By plugging the value $$x + 1$$ back we get:

$$x^2 - 1/x = 0$$

Multiplying by $$x$$ and adding $$1$$ to both sides:

$$x^3 = 1$$

Which $$x = 1$$ is clearly a solution to, unlike the original equation.

I have a problem with this, all manipulations did not include dividing by zero or any non-defined operations, all what was done is expressing $$x$$ by a different way so why does it change the final solution?

When we divided the equation by $$x$$ the solution shouldn't change which means the first equation holds so why isn't the second one compatible with the first?

On another note, I have a different question that is slightly related to this one, an example for this one is:

We have the system of equations $$S$$ which is:

$$x + y + z = 1 \quad (L1)$$

$$x + y - z = 1/2 \quad (L2)$$

$$x - y + z = -4 \quad (L3)$$

Then we transform this system into $$S'$$ by manipulating equations together:

$$2x + 2y = 3 \quad (L1 + L2)$$

$$2y - 2z = 6 \quad (L2 - L3)$$

$$2x + 2z = -3 \quad (L1 + L3)$$

The solution for $$S$$ (which is $$(-3/2, 5/2, 0)$$) also doesn't satisfy $$S'$$, which is counterintuitive to me because that's the kind of transformations we're taught then why does it change the solution?

For both questions are those like general phenomenons or are they just special cases? What are the names of topics concerned with the act of transforming equations like the examples above?

• It's like you multiplied by $(x-1)$ implicitly. $x^3-1=(x-1)(x^2+x+1)$ – Alexey Burdin Aug 10 at 18:03
• For the "plugging thing", you are essentially doing a subtraction of two equations. math.stackexchange.com/questions/1471713/… This might be helpful. – cr001 Aug 10 at 18:03
• $x=1$ is a solution to your new equation but it's irrelevant because we are specifically looking at the values of $x$ which are not $1$ or $0$. If you allow $x=1$ then it's like you multiplied both sides of your equation by $0$. – TSF Aug 10 at 18:07
• $1=0$ has no solutions but multiplying by $x$ gives $x=0$ which has one solution. In the second question, $(L2-L3)$ should be $2y-2z=9/2$ (also $(L1-L2)$ is wrong). – Elliot G Aug 10 at 18:08
• For she system of equations you can add or subtract equations, but step by step. You can't modify all equations simultaneously like $Ax=b\Rightarrow BAx=Bb$ unless $\det B\ne 0$. In your case $B=\begin{pmatrix}1&1&0\\0&1&-1\\1&0&1\end{pmatrix}$ and $\det B=0$. – Alexey Burdin Aug 10 at 18:13

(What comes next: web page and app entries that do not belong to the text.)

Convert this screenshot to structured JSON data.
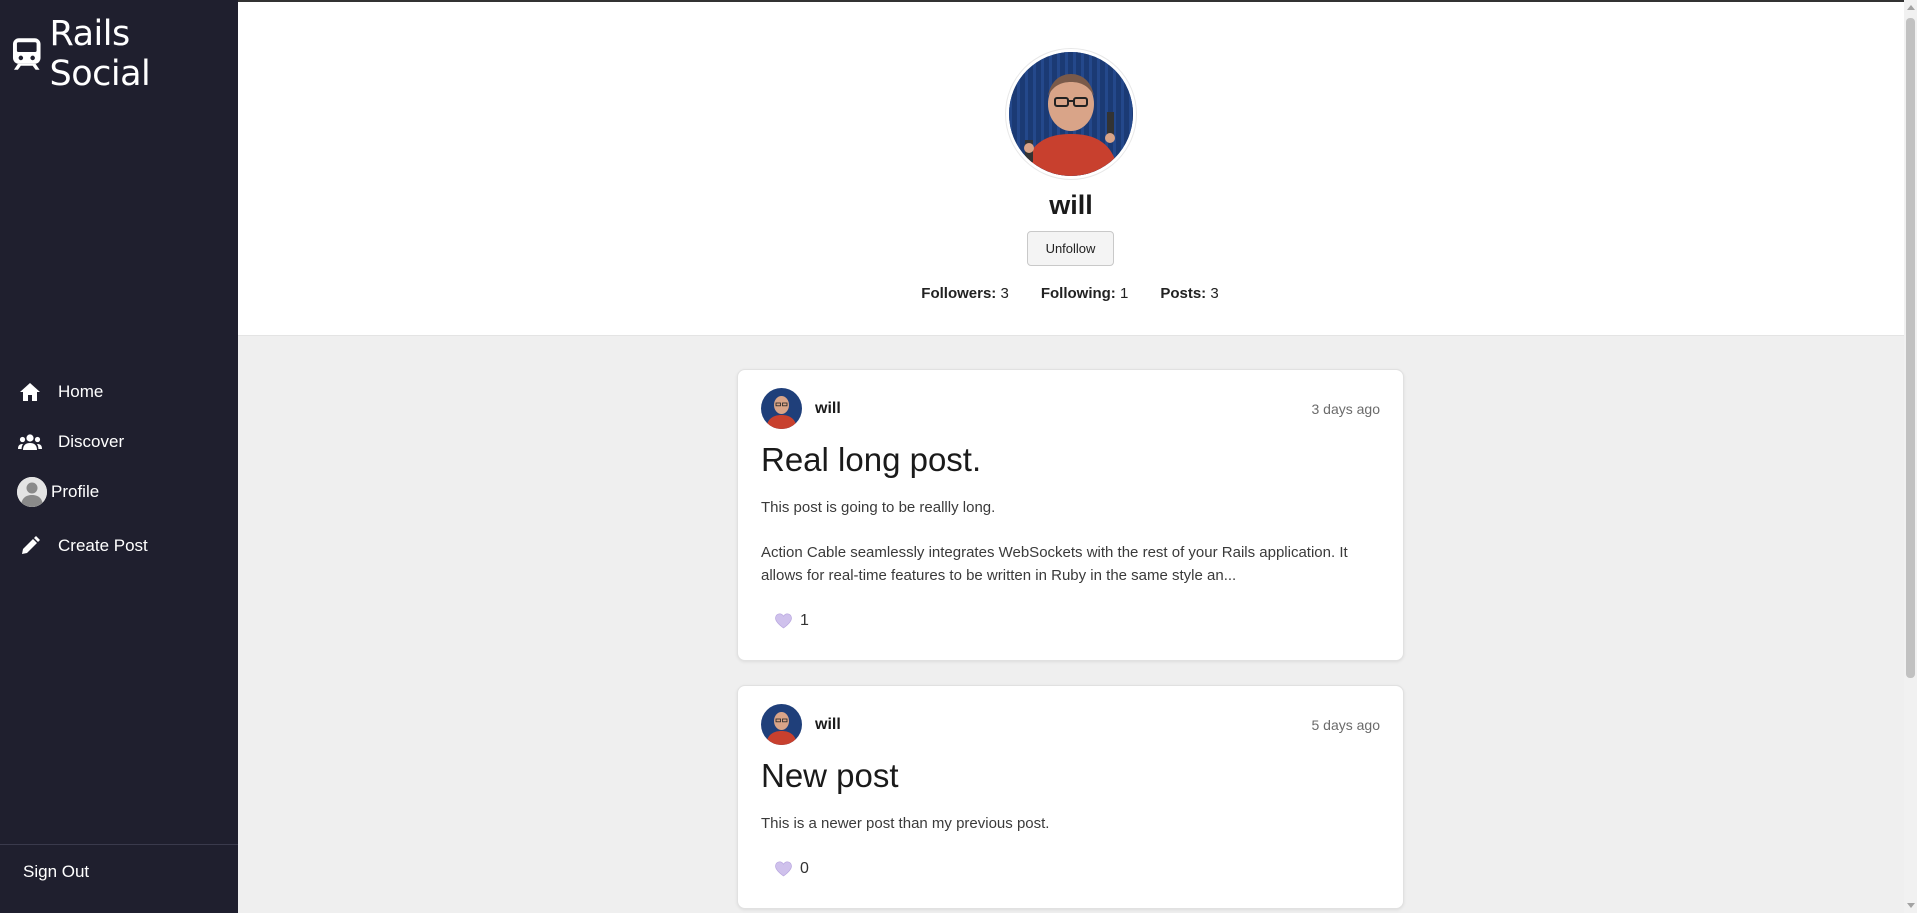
{
  "brand": {
    "name": "Rails Social",
    "icon": "train-icon"
  },
  "nav": {
    "home": "Home",
    "discover": "Discover",
    "profile": "Profile",
    "create_post": "Create Post",
    "sign_out": "Sign Out"
  },
  "profile": {
    "username": "will",
    "action_button": "Unfollow",
    "stats": {
      "followers_label": "Followers:",
      "followers": "3",
      "following_label": "Following:",
      "following": "1",
      "posts_label": "Posts:",
      "posts": "3"
    }
  },
  "posts": [
    {
      "author": "will",
      "time": "3 days ago",
      "title": "Real long post.",
      "paragraphs": [
        "This post is going to be reallly long.",
        "Action Cable seamlessly integrates WebSockets with the rest of your Rails application. It allows for real-time features to be written in Ruby in the same style an..."
      ],
      "likes": "1"
    },
    {
      "author": "will",
      "time": "5 days ago",
      "title": "New post",
      "paragraphs": [
        "This is a newer post than my previous post."
      ],
      "likes": "0"
    }
  ],
  "colors": {
    "sidebar_bg": "#1f1f2e",
    "page_bg": "#efefef",
    "heart": "#c9b8e8"
  }
}
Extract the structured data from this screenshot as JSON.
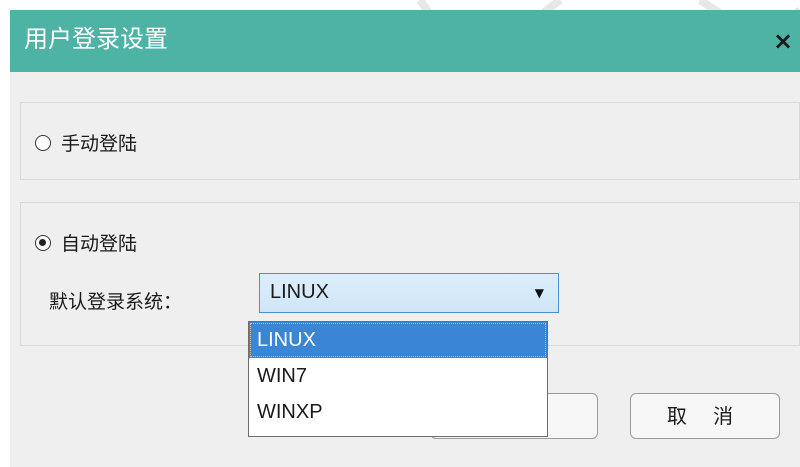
{
  "dialog": {
    "title": "用户登录设置",
    "close_label": "×"
  },
  "login": {
    "manual_label": "手动登陆",
    "auto_label": "自动登陆",
    "selected_mode": "auto",
    "default_system_label": "默认登录系统：",
    "default_system_value": "LINUX",
    "options": [
      "LINUX",
      "WIN7",
      "WINXP"
    ],
    "highlighted_option": "LINUX"
  },
  "buttons": {
    "ok_label": "",
    "cancel_label": "取 消"
  },
  "colors": {
    "titlebar": "#4cb3a5",
    "selection": "#3a86d4"
  },
  "icons": {
    "close": "close-icon",
    "dropdown": "chevron-down-icon"
  }
}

The problem is that $$x+1$$ is not in general equal to $$-\frac1x$$: that equality holds specifically for solutions to the original equation $$x^2+x+1=0$$. Thus, the new equation is not in general equivalent to the original quadratic: they are equal only when $$x$$ is already a solution to the original quadratic. Since $$x=1$$ is not such a solution, the fact that it is a solution to the new equation is irrelevant to the original problem.
In effect you multiplied by $$x-1$$ when you converted the original quadratic to a cubic, thereby introducing the extraneous solution $$x=1$$: $$(x-1)(x^2+x+1)=x^3-1\,,$$ so $$(x-1)(x^2+x+1)=0$$ iff $$x^3-1=0$$.
You may not substitute parts of an equation into itself. E.g. if $$x^2=x$$, the substitution of $$x^2$$ by $$x$$, gives $$x=x$$ !
• What's the explanation for this? Also what about substituting $x^2$ into $x^2$ as in ($x^4 = x$)? – Abdullah AlHussni Aug 10 at 18:49
• @AbdullahAlHussni: after such manipulations, the solutions of the initial equation remain perforce solutions, but by transforming the expressions in a non-reversible way you can introduce alien solutions. Just like $x=1\implies 0\cdot x=0\cdot 1$ is non reversible. – Yves Daoust Aug 10 at 19:03